3. Don't give mental or emotional real estate to the haters. Ok, so I totally recognize that my first three lessons are all about dealing with the world's meanie heads. But for me, unforgiveness and poor relationship choices held me back for a loooong time. And what I came to realize is this - a lot of the hurt in my life could have been avoided if I had simply chosen not to believe what the haters said about me or to me. In my twenties, I had a "friend" who used qualifying statements like "It's the truth!" or "I'm just calling it like I see it!" as an excuse to say hurtful things. I believed the things that were said. I took them to heart. I believed this person when they told me I was unattractive because I was overweight. I believed when they told me I was a bad parent because my children whined. I believed when they called me a "b**ch" because I was too opinionated. Here's the thing about the haters and the things they say: They are only partial truths. Yes, I was/am overweight. That part is true. But I am beautiful, and my husband is attracted to me. Yes, my children whined on occasion. But they are loved and cared for and taught right from wrong - I am a good parent. Yes, I have strong opinions, but God can and has used my passions and convictions to stand up for injustice and give voice to the voiceless. You see what I mean? Partial truths do not The Truth make. My mental and emotional real estate is valuable, and ain't nobody got time for that junk.
4. I can choose my thoughts. (Prepare for an onslaught of quotes and statistics.) My pastor preached on this topic a few months ago. Here are some stats from my notes from that message: The average person has upwards of 60,000 individual thoughts in any given day. 98% of them are exactly the same thoughts as the ones they had the day before. On average, 80% of those thoughts are negative ones! After hearing those numbers, I decided to start some serious thought control. I was in a serious pattern of negative thinking (see above: believing the haters), and it took (and is taking) some effort to work my way out of that pattern. It goes something like this:
- Recognize negative thoughts and call them out: Hey you! Miss Negative Nancy! I see you lurking in the corners! Get over here!
- Assess them using the questions from #2: Are they in your best interest? Are they truth (and NO partial truths)? Can you change them?
-If they don't pass the test: kick 'em to the curb and replace them with scriptures, with songs (Katie Perry's "Roar" is an awesome mental tool. No joke.), with affirmations, whatever works for you.
- Remember that Miss Negative Nancy will try to come back. Martin Luther said, "You cannot prevent the birds from flying over your head, but you can keep them from building a nest in your hair." The thoughts will come back, we can't prevent that. But we do have the power keep them from settling in and making a home.
5. Intentions matter. Actions matter more. "It's the thought that counts" works if you are giving a gift that didn't turn out as you expected; it doesn't work if you give nothing at all. It's the same in life. You can plan to lose weight, to remember a birthday, to call someone back, to quit smoking, to be a better friend. And the planning - the mental preparation - does matter. But it only matters if it is followed by actually losing weight, sending a birthday card, making the phone call, putting down the cigarette, or making time for your friend.
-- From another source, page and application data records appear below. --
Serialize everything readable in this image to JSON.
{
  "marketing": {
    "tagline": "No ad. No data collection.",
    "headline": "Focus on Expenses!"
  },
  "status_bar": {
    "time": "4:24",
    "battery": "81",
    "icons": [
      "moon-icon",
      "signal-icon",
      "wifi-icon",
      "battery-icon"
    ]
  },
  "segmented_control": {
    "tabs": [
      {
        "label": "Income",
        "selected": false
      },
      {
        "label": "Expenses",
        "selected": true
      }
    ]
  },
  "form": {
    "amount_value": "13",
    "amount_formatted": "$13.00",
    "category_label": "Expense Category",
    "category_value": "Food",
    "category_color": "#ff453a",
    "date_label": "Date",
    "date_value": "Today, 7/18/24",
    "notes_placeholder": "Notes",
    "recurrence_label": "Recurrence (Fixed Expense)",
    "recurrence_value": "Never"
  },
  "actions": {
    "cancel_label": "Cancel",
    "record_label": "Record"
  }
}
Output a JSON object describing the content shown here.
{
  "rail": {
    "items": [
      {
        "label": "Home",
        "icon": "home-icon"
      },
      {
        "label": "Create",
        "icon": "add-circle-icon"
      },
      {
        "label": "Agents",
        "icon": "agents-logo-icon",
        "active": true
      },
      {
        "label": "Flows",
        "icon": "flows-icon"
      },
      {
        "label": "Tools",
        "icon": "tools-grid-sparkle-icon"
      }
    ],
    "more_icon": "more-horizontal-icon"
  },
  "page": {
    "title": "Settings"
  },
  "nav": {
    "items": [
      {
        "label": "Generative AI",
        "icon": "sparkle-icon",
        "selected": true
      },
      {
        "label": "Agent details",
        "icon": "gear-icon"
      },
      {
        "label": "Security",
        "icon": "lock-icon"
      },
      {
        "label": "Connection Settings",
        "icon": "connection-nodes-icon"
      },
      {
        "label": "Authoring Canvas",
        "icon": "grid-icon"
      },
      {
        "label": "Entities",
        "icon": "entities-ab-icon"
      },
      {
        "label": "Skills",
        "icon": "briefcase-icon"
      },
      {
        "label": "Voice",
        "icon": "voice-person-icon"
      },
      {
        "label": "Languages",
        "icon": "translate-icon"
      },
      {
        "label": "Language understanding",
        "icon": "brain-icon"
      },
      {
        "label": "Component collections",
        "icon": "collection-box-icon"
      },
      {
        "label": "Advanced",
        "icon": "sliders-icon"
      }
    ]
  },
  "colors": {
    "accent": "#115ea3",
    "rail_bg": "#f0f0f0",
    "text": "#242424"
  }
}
Clearly, I haven't figured this one out perfectly. But I'm believing that having numbers 1-4 under my belt gives me the mental preparation and clarity to actually move forward and DO it in my 30's.
Want to know the last 5? Come back tomorrow! Until then, hustle on!